<IR> Banking Network Chairman, Mikkel Larsen delves into integrated thinking

13 April, 2015

According to the International Integrated Reporting Framework, the IIRC’s long-term vision is: “a world in which integrated thinking is embedded within mainstream business practice in the public and private sectors, facilitated by Integrated Reporting (<IR>) as the corporate reporting norm.”  

The vision thus goes beyond preparing an ‘integrated report’. Its premise is that to create an integrated report a corporation must have ‘integrated thinking’ or it will not be able to articulate clearly the value it creates in the long term.

In practice most focus so far has been on the ‘integrated report’ (the “product”). Organizations use the integrated report as leverage to achieve integrated thinking or perhaps more sinisterly the report is prepared without the pursuit of integrated thinking.
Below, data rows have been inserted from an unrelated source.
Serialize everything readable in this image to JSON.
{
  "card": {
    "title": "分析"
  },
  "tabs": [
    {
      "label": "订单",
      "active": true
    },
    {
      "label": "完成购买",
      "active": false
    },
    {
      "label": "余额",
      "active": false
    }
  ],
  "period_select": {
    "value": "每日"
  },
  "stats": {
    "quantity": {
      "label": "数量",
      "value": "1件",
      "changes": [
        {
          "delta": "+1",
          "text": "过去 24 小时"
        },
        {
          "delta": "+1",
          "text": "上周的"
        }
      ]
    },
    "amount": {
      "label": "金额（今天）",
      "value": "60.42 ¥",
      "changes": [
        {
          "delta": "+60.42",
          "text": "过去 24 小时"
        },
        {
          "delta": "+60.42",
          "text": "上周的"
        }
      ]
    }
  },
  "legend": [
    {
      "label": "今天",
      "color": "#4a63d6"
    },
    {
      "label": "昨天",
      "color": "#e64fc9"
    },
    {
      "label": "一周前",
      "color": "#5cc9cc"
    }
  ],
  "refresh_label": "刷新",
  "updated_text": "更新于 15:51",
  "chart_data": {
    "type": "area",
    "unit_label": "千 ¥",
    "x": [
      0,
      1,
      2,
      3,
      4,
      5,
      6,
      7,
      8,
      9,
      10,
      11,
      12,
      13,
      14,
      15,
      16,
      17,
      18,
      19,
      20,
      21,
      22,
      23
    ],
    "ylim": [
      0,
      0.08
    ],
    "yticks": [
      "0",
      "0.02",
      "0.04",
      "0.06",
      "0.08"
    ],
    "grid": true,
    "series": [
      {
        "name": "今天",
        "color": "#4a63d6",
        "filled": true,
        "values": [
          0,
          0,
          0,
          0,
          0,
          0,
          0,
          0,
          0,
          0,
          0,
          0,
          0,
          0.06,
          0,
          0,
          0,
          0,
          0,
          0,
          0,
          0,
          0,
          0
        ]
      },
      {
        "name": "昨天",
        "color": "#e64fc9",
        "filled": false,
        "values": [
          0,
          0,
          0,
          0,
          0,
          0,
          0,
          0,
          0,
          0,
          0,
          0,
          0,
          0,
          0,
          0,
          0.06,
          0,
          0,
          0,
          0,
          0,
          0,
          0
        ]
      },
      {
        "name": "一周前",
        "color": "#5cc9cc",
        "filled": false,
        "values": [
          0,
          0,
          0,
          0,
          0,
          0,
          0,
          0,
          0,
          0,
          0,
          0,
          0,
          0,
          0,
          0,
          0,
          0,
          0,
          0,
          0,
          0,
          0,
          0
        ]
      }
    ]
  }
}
The questions then are – what is ‘integrated thinking’, what are the benefits and how to achieve it? This is where system and holonomic thinking may have roles to play.

Why integrated thinking?
The <IR> Framework articulates the concept and the benefits of integrated thinking as: “Integrated thinking is the active consideration by an organization of the relationships between its various operating and functional units and the capitals that the organization uses or affects. Integrated thinking leads to integrated decision-making and actions that consider the creation of value over the short, medium and long term.”

Put simply, the Framework proposes that if a corporation does not know what impact its activities will have on its resources how can it know if it is viable?

System thinking in theory
‘System Thinking’ (“ST”) can be defined as: “an approach to problem solving, by viewing “problems” as parts of an overall system, rather than reacting to specific part, outcomes or events and potentially contributing to further development of unintended consequences.”

In a background paper to <IR>, the IIRC envisions the use of ST to create <IR>.  Some academics hold that business units can simultaneously improve their performance whilst reducing overall shareholder value.  Anecdotal evidence is not hard to come by. Think of consultancy firms where one part of the organization pitches aggressively for work with a client without understanding the benefits other business units may bring. At worst this leads to a sub-optimal solution damaging long-term relationships.

Holonomic thinking (“HT”)
The book ‘Holonomics: Business Where People and Planet Matter’ coins the term ‘Holonomic thinking’ (“HT”) as a way where each person is seen as an expression of the organisation as a whole.

This could imply two enhancements to the tools used in ST:

1. HT engages employees at a more fundamental level enabling a deeper and wider understanding of the value creation throughout the organization.
2. ST focuses on the surrounding environment’s impact on the organization’s strategy. HT is also outbound in terms of the organization’s impact on the environment through its “outcomes”.

System and holistic thinking and <IR> in practice 
Organizations like Starbucks, Puma, Aviva and Scottish Power have been reported to apply ST and/or HT in redesigning business processes. Whilst only Puma prepares an integrated report, all have features of good reporting that may reflect the clarity around strategy which ST/HT may have brought about.

Aviva produces a ‘Strategic Report‘ and an ‘Our wider impact Report’. They offer innovative features like “strategic thesis” and a clear articulation of the KPIs and materiality.

Scottish Power has a dedicated website for ‘Reputation & Sustainability‘ where one can find its Codes of Ethics and Sustainability Policy and disclosure on how it is a responsible tax payer. Starbucks prepares a well developed Global Responsibility Report.

Puma’s 2014 integrated report features detailed and clear sections on “stakeholder outreach” and “material matters”. It also has an ‘Environmental Profit and Loss Account’.

The Crown Estate is a pioneer in defining and measuring “Total Contribution” to express its contribution to the UK beyond its direct “profit”. It introduces a ‘triple bottom line’ (economic, environmental and social).

The above is at best anecdotal evidence of the links between ST/HT. However it is a thesis worth exploring further as it seems that such thinking leads to the ability, and possibly willingness, to communicate externally more value added information.

This blog is extracted from a longer article available here.